**Aim of the exercise**
Print every entry exactly as written.

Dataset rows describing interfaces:
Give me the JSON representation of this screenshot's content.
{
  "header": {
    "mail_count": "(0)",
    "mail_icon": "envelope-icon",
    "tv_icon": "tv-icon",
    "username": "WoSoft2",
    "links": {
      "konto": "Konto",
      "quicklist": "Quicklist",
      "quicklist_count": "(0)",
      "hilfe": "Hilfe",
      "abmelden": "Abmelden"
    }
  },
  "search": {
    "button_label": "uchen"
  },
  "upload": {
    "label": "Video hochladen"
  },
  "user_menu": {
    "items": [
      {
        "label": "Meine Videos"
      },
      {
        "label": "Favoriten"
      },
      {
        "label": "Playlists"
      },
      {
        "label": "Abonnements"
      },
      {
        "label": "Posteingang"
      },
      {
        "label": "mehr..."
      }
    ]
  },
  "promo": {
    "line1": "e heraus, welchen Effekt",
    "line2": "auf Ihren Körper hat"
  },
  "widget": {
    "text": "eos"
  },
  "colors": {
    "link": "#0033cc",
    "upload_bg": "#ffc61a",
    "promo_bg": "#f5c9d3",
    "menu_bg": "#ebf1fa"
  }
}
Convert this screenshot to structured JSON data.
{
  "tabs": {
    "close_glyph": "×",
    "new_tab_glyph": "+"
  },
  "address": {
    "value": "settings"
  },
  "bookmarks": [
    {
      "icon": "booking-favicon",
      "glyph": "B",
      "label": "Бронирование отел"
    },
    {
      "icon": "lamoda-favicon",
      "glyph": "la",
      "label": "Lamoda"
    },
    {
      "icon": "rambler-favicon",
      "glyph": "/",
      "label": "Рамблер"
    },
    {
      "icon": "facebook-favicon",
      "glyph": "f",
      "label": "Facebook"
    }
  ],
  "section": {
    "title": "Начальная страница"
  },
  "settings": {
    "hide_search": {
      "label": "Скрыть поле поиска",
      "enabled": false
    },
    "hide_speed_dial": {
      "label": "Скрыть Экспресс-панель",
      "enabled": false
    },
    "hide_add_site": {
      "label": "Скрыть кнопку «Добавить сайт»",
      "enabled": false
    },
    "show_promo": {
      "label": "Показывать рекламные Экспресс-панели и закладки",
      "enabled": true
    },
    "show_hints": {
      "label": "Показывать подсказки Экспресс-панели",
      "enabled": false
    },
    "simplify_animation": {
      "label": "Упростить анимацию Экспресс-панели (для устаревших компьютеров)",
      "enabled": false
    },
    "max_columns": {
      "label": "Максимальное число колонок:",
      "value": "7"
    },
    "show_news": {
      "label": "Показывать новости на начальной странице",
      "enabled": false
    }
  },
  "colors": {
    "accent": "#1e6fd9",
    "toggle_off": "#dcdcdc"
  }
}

**Exercise answer**
Give me the JSON representation of this screenshot's content.
{
  "header": {
    "mail_count": "(0)",
    "mail_icon": "envelope-icon",
    "tv_icon": "tv-icon",
    "username": "WoSoft2",
    "links": {
      "konto": "Konto",
      "quicklist": "Quicklist",
      "quicklist_count": "(0)",
      "hilfe": "Hilfe",
      "abmelden": "Abmelden"
    }
  },
  "search": {
    "button_label": "uchen"
  },
  "upload": {
    "label": "Video hochladen"
  },
  "user_menu": {
    "items": [
      {
        "label": "Meine Videos"
      },
      {
        "label": "Favoriten"
      },
      {
        "label": "Playlists"
      },
      {
        "label": "Abonnements"
      },
      {
        "label": "Posteingang"
      },
      {
        "label": "mehr..."
      }
    ]
  },
  "promo": {
    "line1": "e heraus, welchen Effekt",
    "line2": "auf Ihren Körper hat"
  },
  "widget": {
    "text": "eos"
  },
  "colors": {
    "link": "#0033cc",
    "upload_bg": "#ffc61a",
    "promo_bg": "#f5c9d3",
    "menu_bg": "#ebf1fa"
  }
}
Convert this screenshot to structured JSON data.
{
  "tabs": {
    "close_glyph": "×",
    "new_tab_glyph": "+"
  },
  "address": {
    "value": "settings"
  },
  "bookmarks": [
    {
      "icon": "booking-favicon",
      "glyph": "B",
      "label": "Бронирование отел"
    },
    {
      "icon": "lamoda-favicon",
      "glyph": "la",
      "label": "Lamoda"
    },
    {
      "icon": "rambler-favicon",
      "glyph": "/",
      "label": "Рамблер"
    },
    {
      "icon": "facebook-favicon",
      "glyph": "f",
      "label": "Facebook"
    }
  ],
  "section": {
    "title": "Начальная страница"
  },
  "settings": {
    "hide_search": {
      "label": "Скрыть поле поиска",
      "enabled": false
    },
    "hide_speed_dial": {
      "label": "Скрыть Экспресс-панель",
      "enabled": false
    },
    "hide_add_site": {
      "label": "Скрыть кнопку «Добавить сайт»",
      "enabled": false
    },
    "show_promo": {
      "label": "Показывать рекламные Экспресс-панели и закладки",
      "enabled": true
    },
    "show_hints": {
      "label": "Показывать подсказки Экспресс-панели",
      "enabled": false
    },
    "simplify_animation": {
      "label": "Упростить анимацию Экспресс-панели (для устаревших компьютеров)",
      "enabled": false
    },
    "max_columns": {
      "label": "Максимальное число колонок:",
      "value": "7"
    },
    "show_news": {
      "label": "Показывать новости на начальной странице",
      "enabled": false
    }
  },
  "colors": {
    "accent": "#1e6fd9",
    "toggle_off": "#dcdcdc"
  }
}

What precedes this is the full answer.